“44. It is also common ground that the Order of 13 February 2014 concerns the energy sector and that it helps to define the framework for the implementation, in the Walloon Region, of wind farm projects which form part of the projects listed in Annex II to Directive 2011/92.”
The Court also found that the failure to designate a specific geographical area did not remove the order from the definition of “plans or programs”:
“45 As for the term ‘plans and programmes’, whilst it is true that it must cover a specific area, the fact nonetheless remains that it is not apparent from the wording of either Article 2(a) of Directive 2001/42 or Article 3(2)(a) of that directive that those plans or programmes must concern planning for a given area. It follows from the wording of those provisions that they cover, in the wider sense, regional and district planning in general.”
The Court made it clear that devious packaging (calling everything a “Guideline” for example?) will not allow governments or regional authorities to escape the provisions of the SEA Directive:
“48 Furthermore, as the Advocate General stated in point 55 of her Opinion, it is necessary to avoid strategies which may be designed to circumvent the obligations laid down in Directive 2001/42 by splitting measures, thereby reducing the practical effect of that Directive …” .
49 Having regard to that objective, it should be noted that the notion of ‘plans and programmes’ relates to any measure which establishes, by defining rules and procedures for scrutiny applicable to the sector concerned, a significant body of criteria and detailed rules for the grant and implementation of one or more projects likely to have significant effects on the environment …”.
50 In the present case, it should be noted that the order of 13 February 2014 concerns, in particular, technical standards, operating conditions (particularly shadow flicker), the prevention of accidents and fires (inter alia, the stopping of the wind turbine), noise level standards, restoration and financial collateral for wind turbines. Such standards have a sufficiently significant importance and scope in the determination of the conditions applicable to the sector concerned and the choices, in particular related to the environment, available under those standards must determine the conditions under which actual projects for the installation and operation of wind turbine sites may be authorised in the future.”
The final ruling of the ECJ was that the Order of the Wallonia government did indeed fall within the definition of “plans and programs”.
“On those grounds, the Court (Second Chamber) hereby rules:

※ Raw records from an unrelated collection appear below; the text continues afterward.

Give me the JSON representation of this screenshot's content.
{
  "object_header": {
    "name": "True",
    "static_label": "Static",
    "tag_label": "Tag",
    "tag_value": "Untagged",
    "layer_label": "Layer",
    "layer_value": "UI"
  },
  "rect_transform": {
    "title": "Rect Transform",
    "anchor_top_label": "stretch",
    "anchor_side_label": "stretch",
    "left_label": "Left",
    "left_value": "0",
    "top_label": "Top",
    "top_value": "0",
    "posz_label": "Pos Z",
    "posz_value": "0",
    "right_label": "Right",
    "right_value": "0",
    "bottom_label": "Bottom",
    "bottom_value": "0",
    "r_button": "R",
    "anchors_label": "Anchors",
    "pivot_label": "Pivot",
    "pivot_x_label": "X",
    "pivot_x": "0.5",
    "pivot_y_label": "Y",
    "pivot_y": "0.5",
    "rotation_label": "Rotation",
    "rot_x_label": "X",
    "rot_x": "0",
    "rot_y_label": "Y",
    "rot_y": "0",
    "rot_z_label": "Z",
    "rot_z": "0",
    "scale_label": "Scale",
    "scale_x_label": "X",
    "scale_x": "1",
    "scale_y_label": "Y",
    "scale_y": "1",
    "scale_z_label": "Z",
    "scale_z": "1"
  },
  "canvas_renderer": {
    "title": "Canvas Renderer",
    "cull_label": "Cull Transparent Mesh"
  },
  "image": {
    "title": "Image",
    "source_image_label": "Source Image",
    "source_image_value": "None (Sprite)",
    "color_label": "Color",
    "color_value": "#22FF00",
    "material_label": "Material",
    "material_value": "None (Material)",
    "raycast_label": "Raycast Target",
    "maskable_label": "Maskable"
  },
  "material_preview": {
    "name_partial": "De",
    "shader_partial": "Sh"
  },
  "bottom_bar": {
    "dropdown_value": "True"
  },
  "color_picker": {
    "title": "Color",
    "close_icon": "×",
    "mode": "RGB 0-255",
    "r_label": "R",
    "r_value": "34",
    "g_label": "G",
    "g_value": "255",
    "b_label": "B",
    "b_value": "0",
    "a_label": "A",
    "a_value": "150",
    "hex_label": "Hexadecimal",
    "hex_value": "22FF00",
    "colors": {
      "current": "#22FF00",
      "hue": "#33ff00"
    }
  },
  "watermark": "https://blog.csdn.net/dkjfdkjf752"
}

Articles 2(a) and 3(2)(a) of Directive 2001/42/EC of the European Parliament and of the Council of 27 June 2001 on the assessment of the effects of certain plans and programmes on the environment must be interpreted as meaning that a regulatory order, such as that at issue in the main proceedings, containing various provisions on the installation of wind turbines which must be complied with when administrative consent is granted for the installation and operation of such installations comes within the notion of ‘plans and programmes’, within the meaning of that Directive.”
What does this mean in Ireland, particularly in respect of the Wind Energy Guidelines?
Whilst the Guidelines might fulfil all the criteria set out by the Court, it might be argued that the final judgment is more restrictive than the AG’s Opinion as it talks about “various provisions on the installation of wind turbines which must be complied with when administrative consent is granted for the installation and operation of such installations”. (my emphasis).
Some might argue that because Guidelines are not mandatory, and must simply be “had regard to”, that they do not fulfil the criteria for a “plan or program” and would not therefore require an SEA.
On the other hand, when one looks at the broad interpretation given to “plan or program” by the Manual on the Protocol, our wind energy guidelines fit most comfortably into that definition (bearing in mind the Manual is a Guide, and not a definitive finding).
I look forward to your comments in that regard.